Cell phones emit a dangerous non-ionizing form of electromagnetic radiation; radiation which can be absorbed by the tissues and cells which come into close contact with the phone, e.g., the head and neck. Scientific studies in the past have produced conflicting results; however, more recent studies working with long term exposure, (ten years or more), have clearly established that a link between cell phone use and certain forms of cancer exists.
Drs. Lai and Singh (University of Washington) were the first to use the comet assay in rats to show DNA damage, double strand breaks, after being exposed to cell phone radiation. The comet assay is one of the most conclusive tests available to measure the fragmentation of DNA.
Their work coincides with the findings of Dr. Andrew Goldsworthy, MSc PhD, in The Biological Effects of Weak Electromagnetic Fields, from March 2012. Dr. Goldsworthy concludes that, “If similar DNA fragmentation were to occur in the whole organism, we would expect an increased risk of cancer, since essential genes that control cell division may be either damaged or lost.”
Current studies looking at the incidence of brain cancer are backing this up. Using the cell phone on a regular basis almost doubles the chance of adult brain cancers on the side of the head used for talking on the phone. Cancers are not just confined to the brain. Cancers of the parotid salivary gland and the thyroid gland, located in the neck, are on the rise too.
In 2009 on Capitol Hill, several well respected experts testified on the potential health effects for cell phone users (270 million), in front of the Senate Appropriations Subcommittee.
• Dr. John Bucher, Associate Director of the National Institutes of Health, National toxicology program, testified, “As of now, with only 10-12 years exposure, and use increasing dramatically, there is a concern of increase in brain cancer, related to use. Children have a configuration of the skull which allows deeper penetration of cell phone radiation with a potentially greater risk.”
• Dr. Siegal Sadetzki, Cancer and radiation epidemiology director of the Chaim Sheba Medical Center, (Israel) conducted 10 years of research in this area and published findings in 2008 on the findings of salivary gland tumors with heavy usage. Dr. Sadetski saw consistent positive results and observed the tumors always appeared on the same side of the head where the phone was held.

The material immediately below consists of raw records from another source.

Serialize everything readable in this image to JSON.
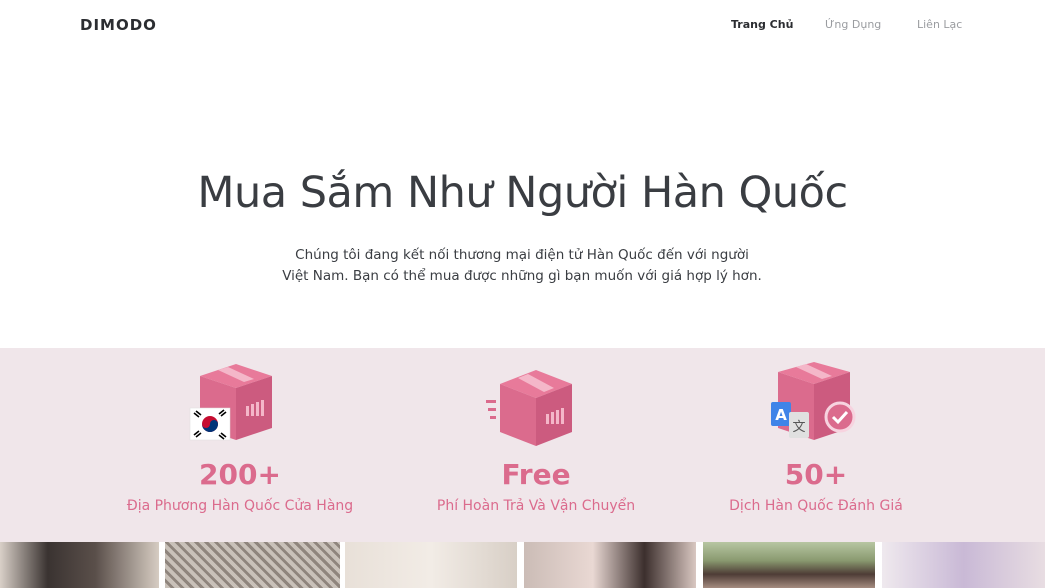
{
  "nav": {
    "logo": "DIMODO",
    "links": [
      "Trang Chủ",
      "Ứng Dụng",
      "Liên Lạc"
    ]
  },
  "hero": {
    "title": "Mua Sắm Như Người Hàn Quốc",
    "subtitle_line1": "Chúng tôi đang kết nối thương mại điện tử Hàn Quốc đến với người",
    "subtitle_line2": "Việt Nam. Bạn có thể mua được những gì bạn muốn với giá hợp lý hơn."
  },
  "features": [
    {
      "icon": "box-korea-flag-icon",
      "stat": "200+",
      "caption": "Địa Phương Hàn Quốc Cửa Hàng"
    },
    {
      "icon": "fast-delivery-box-icon",
      "stat": "Free",
      "caption": "Phí Hoàn Trả Và Vận Chuyển"
    },
    {
      "icon": "box-translate-check-icon",
      "stat": "50+",
      "caption": "Dịch Hàn Quốc Đánh Giá"
    }
  ],
  "colors": {
    "accent": "#db6b8d",
    "features_bg": "#f0e6ea",
    "text": "#3a3d42"
  }
}
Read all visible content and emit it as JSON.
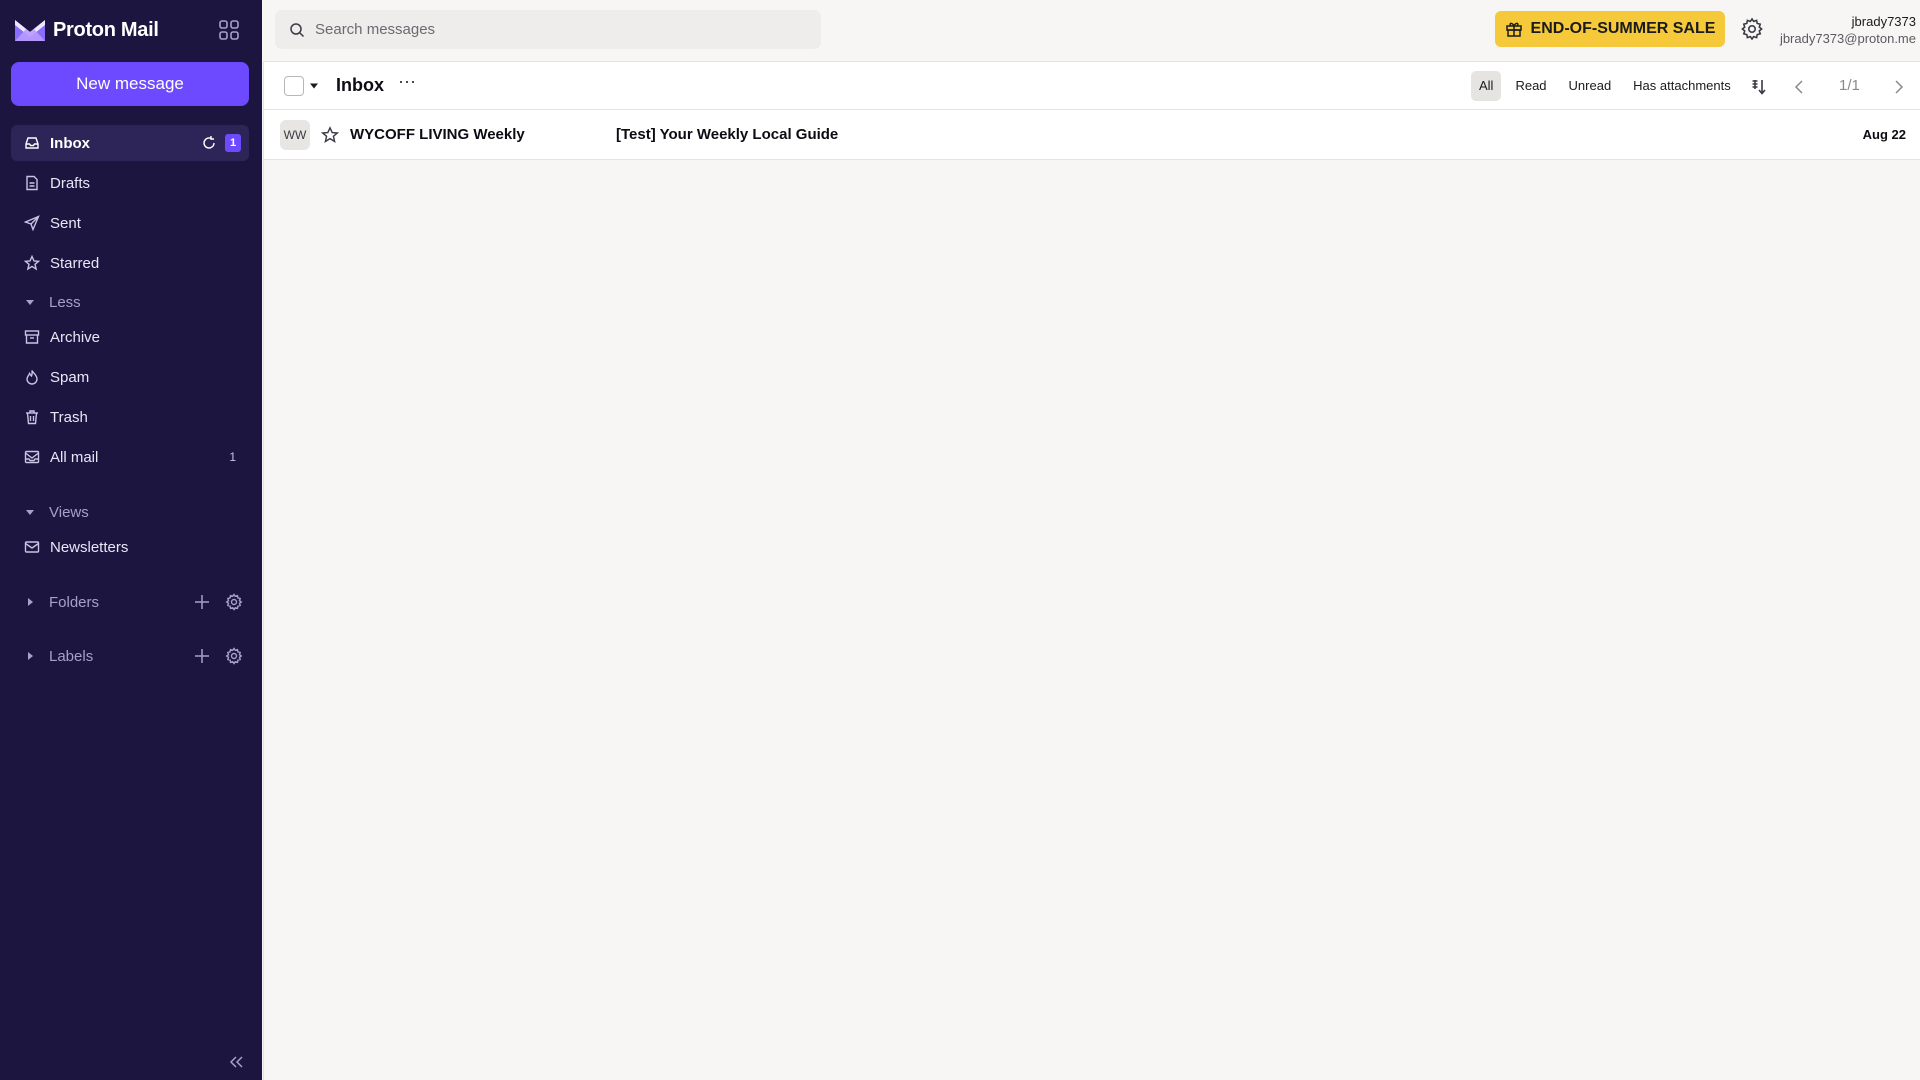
{
  "app": {
    "brand": "Proton Mail",
    "colors": {
      "sidebar": "#1c1540",
      "accent": "#6d4aff",
      "sale": "#f5c93a",
      "background": "#f7f6f4"
    }
  },
  "sidebar": {
    "new_message_label": "New message",
    "items": [
      {
        "label": "Inbox",
        "icon": "inbox-icon",
        "badge": "1",
        "active": true
      },
      {
        "label": "Drafts",
        "icon": "drafts-icon"
      },
      {
        "label": "Sent",
        "icon": "sent-icon"
      },
      {
        "label": "Starred",
        "icon": "star-icon"
      },
      {
        "label": "Archive",
        "icon": "archive-icon"
      },
      {
        "label": "Spam",
        "icon": "spam-icon"
      },
      {
        "label": "Trash",
        "icon": "trash-icon"
      },
      {
        "label": "All mail",
        "icon": "all-mail-icon",
        "count": "1"
      },
      {
        "label": "Newsletters",
        "icon": "newsletter-icon"
      }
    ],
    "less_label": "Less",
    "views_label": "Views",
    "folders_label": "Folders",
    "labels_label": "Labels"
  },
  "header": {
    "search_placeholder": "Search messages",
    "sale_label": "END-OF-SUMMER SALE",
    "user_name": "jbrady7373",
    "user_email": "jbrady7373@proton.me"
  },
  "toolbar": {
    "folder_title": "Inbox",
    "more_label": "⋯",
    "filters": [
      "All",
      "Read",
      "Unread",
      "Has attachments"
    ],
    "active_filter": "All",
    "page_indicator": "1/1"
  },
  "messages": [
    {
      "initials": "WW",
      "sender": "WYCOFF LIVING Weekly",
      "subject": "[Test] Your Weekly Local Guide",
      "date": "Aug 22"
    }
  ]
}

• Dr. Devra Lee Davis, University of Pittsburgh, epidemiology professor, cited Dr. Leonard Hardell’s work in Sweden on heavy cell phone use before age 20. “As adults these subjects had 4-6 times more brain tumors by the time they reached their 30s. For younger people, the risk increases to five times more.” Dr. Davis goes on to testify, “If we tie in Dr. Lai and Dr. Singh’s work with the human studies of Dr. Sadetski and others that have looked at people who have ten years of exposure or more, we have strong evidence.”

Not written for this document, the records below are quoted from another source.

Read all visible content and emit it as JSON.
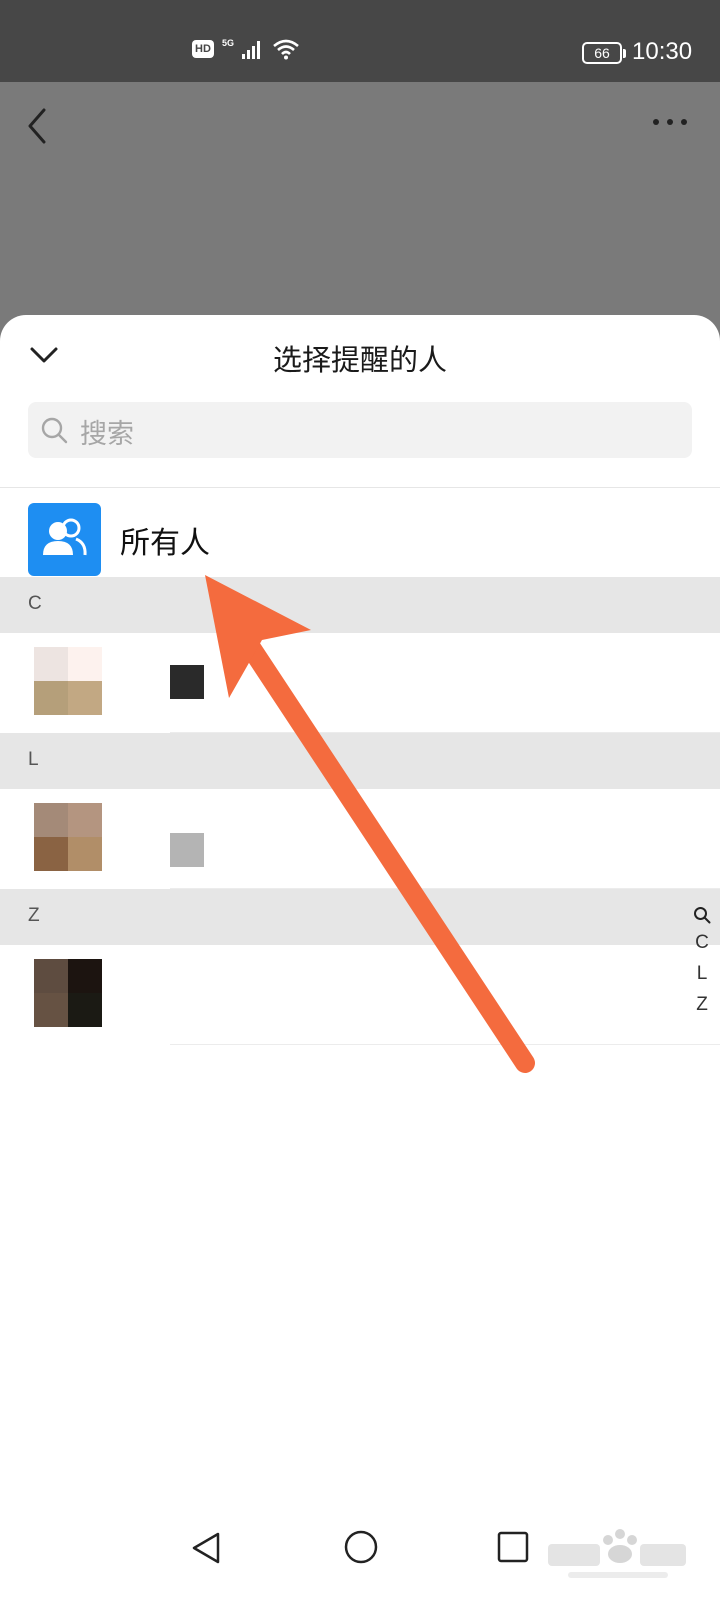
{
  "status_bar": {
    "hd_label": "HD",
    "network_label": "5G",
    "battery_level": "66",
    "time": "10:30"
  },
  "sheet": {
    "title": "选择提醒的人",
    "search_placeholder": "搜索",
    "everyone_label": "所有人"
  },
  "sections": [
    {
      "letter": "C"
    },
    {
      "letter": "L"
    },
    {
      "letter": "Z"
    }
  ],
  "index_bar": {
    "letters": [
      "C",
      "L",
      "Z"
    ]
  },
  "colors": {
    "accent_blue": "#1e8ef2",
    "annotation_arrow": "#f46b3e",
    "section_bg": "#e6e6e6"
  },
  "icons": {
    "back": "chevron-left-icon",
    "more": "more-dots-icon",
    "collapse": "chevron-down-icon",
    "search": "search-icon",
    "everyone": "group-icon",
    "nav_back": "triangle-back-icon",
    "nav_home": "circle-home-icon",
    "nav_recent": "square-recent-icon"
  }
}
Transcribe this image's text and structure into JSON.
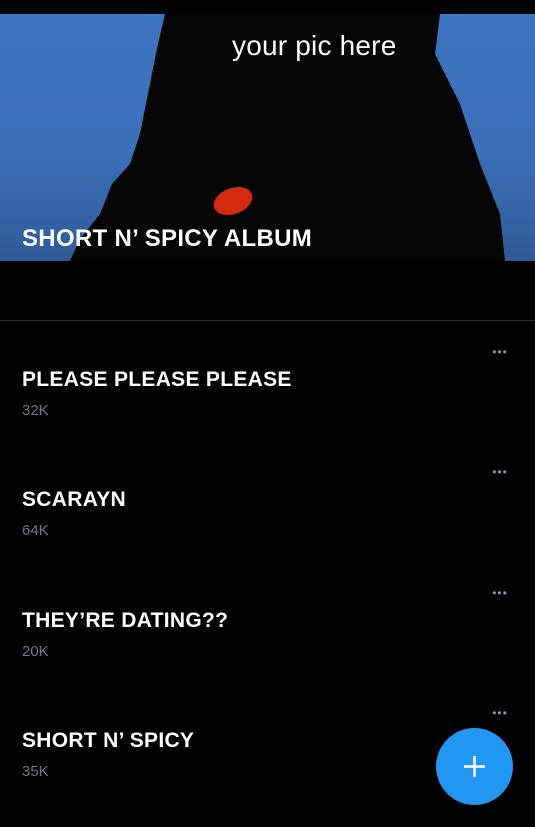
{
  "hero": {
    "caption": "your pic here",
    "title": "SHORT N’ SPICY ALBUM"
  },
  "songs": [
    {
      "title": "PLEASE PLEASE PLEASE",
      "count": "32K"
    },
    {
      "title": "SCARAYN",
      "count": "64K"
    },
    {
      "title": "THEY’RE DATING??",
      "count": "20K"
    },
    {
      "title": "SHORT N’ SPICY",
      "count": "35K"
    }
  ],
  "more_glyph": "•••",
  "fab": {
    "icon": "plus-icon",
    "color": "#2196f3"
  },
  "colors": {
    "background": "#000000",
    "hero_sky": "#3d73bf",
    "accent": "#2196f3",
    "secondary_text": "#6f7480"
  }
}
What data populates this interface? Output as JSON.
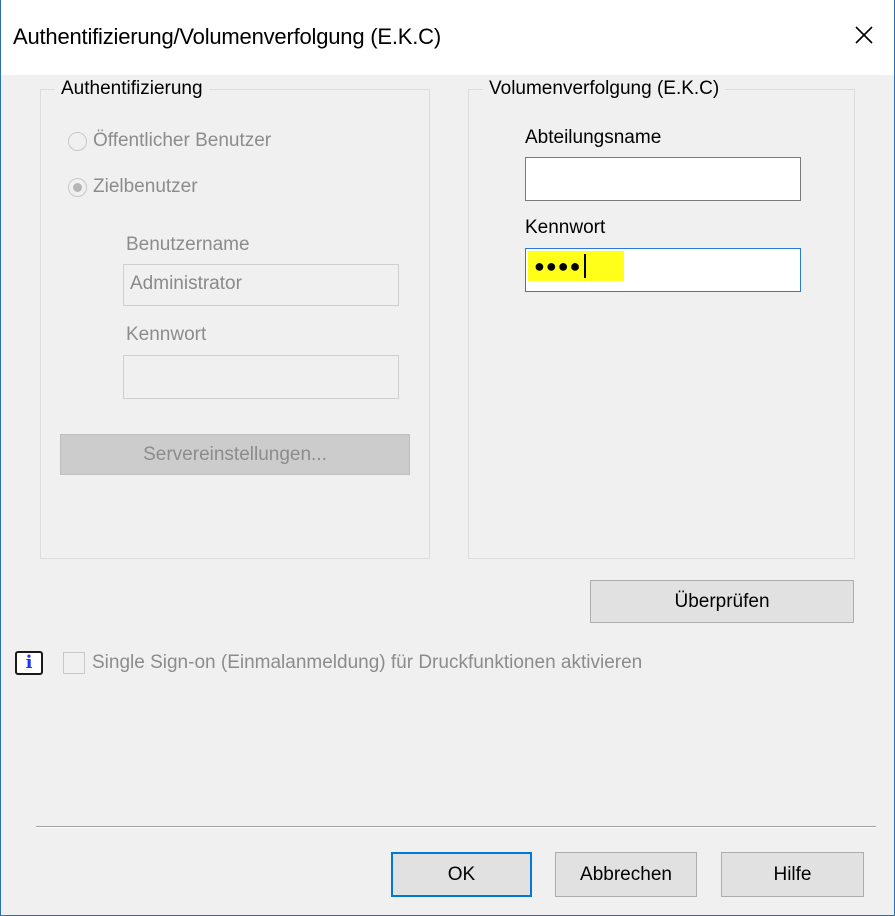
{
  "window": {
    "title": "Authentifizierung/Volumenverfolgung (E.K.C)"
  },
  "auth_group": {
    "legend": "Authentifizierung",
    "radio_public": {
      "label": "Öffentlicher Benutzer",
      "selected": false,
      "enabled": false
    },
    "radio_target": {
      "label": "Zielbenutzer",
      "selected": true,
      "enabled": false
    },
    "username_label": "Benutzername",
    "username_value": "Administrator",
    "password_label": "Kennwort",
    "password_value": "",
    "server_settings_button": "Servereinstellungen..."
  },
  "tracking_group": {
    "legend": "Volumenverfolgung (E.K.C)",
    "department_label": "Abteilungsname",
    "department_value": "",
    "password_label": "Kennwort",
    "password_masked": "●●●●"
  },
  "verify_button": "Überprüfen",
  "sso": {
    "info_icon_glyph": "i",
    "label": "Single Sign-on (Einmalanmeldung) für Druckfunktionen aktivieren",
    "checked": false,
    "enabled": false
  },
  "footer": {
    "ok": "OK",
    "cancel": "Abbrechen",
    "help": "Hilfe"
  },
  "colors": {
    "highlight": "#ffff1a",
    "focus_border": "#2a7bd5",
    "default_button_border": "#0078d7",
    "info_icon": "#1a37ff"
  }
}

• Dr. Davis also recommends holding a cell phone no closer than one inch to your body. Her suggestion comes straight out of the manual for the Blackberry and iPhone. “I am calling for warning labels. I am simply calling to codify what the industry is currently telling us about cell phones.”

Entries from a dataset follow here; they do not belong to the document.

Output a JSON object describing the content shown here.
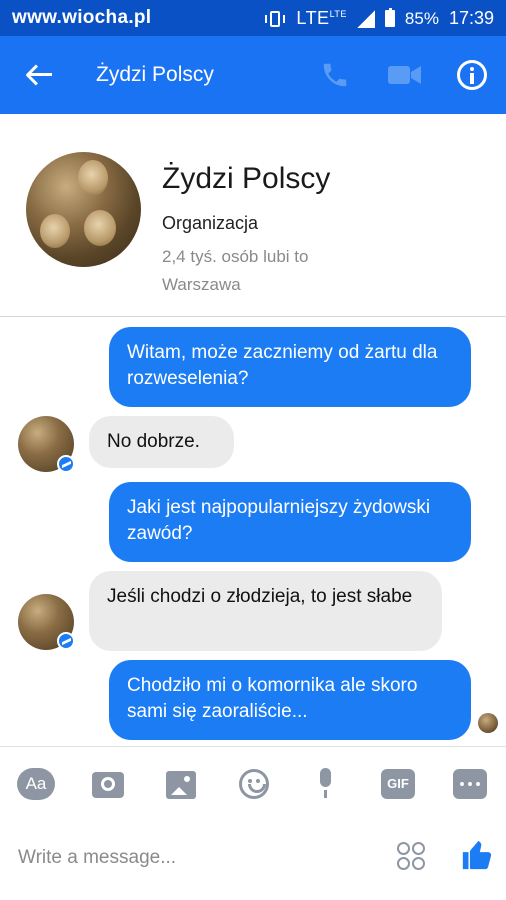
{
  "watermark": "www.wiocha.pl",
  "status_bar": {
    "network": "LTE",
    "network_sup": "LTE",
    "battery": "85%",
    "time": "17:39"
  },
  "header": {
    "title": "Żydzi Polscy",
    "back_icon": "back-arrow-icon",
    "call_icon": "phone-icon",
    "video_icon": "video-camera-icon",
    "info_icon": "info-icon"
  },
  "profile": {
    "name": "Żydzi Polscy",
    "category": "Organizacja",
    "likes": "2,4 tyś. osób lubi to",
    "city": "Warszawa"
  },
  "messages": [
    {
      "from": "me",
      "text": "Witam, może zaczniemy od żartu dla rozweselenia?"
    },
    {
      "from": "them",
      "text": "No dobrze."
    },
    {
      "from": "me",
      "text": "Jaki jest najpopularniejszy żydowski zawód?"
    },
    {
      "from": "them",
      "text": "Jeśli chodzi o złodzieja, to jest słabe"
    },
    {
      "from": "me",
      "text": "Chodziło mi o komornika ale skoro sami się zaoraliście..."
    }
  ],
  "toolbar": {
    "text_label": "Aa",
    "gif_label": "GIF"
  },
  "composer": {
    "placeholder": "Write a message..."
  },
  "colors": {
    "accent": "#1a73f3",
    "status_bar": "#0b51c6",
    "outgoing_bubble": "#1c7cf4",
    "incoming_bubble": "#ebebeb",
    "icon_gray": "#8e96a3"
  }
}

A final consideration: Dr. Lai came to the conclusion that certain findings coincided with who was backing the study financially. Almost seventy percent of the studies sponsored outside the industry showed a connection between cell phone use and health complications while less than 30% of the studies sponsored by the cell phone industry reported similar findings.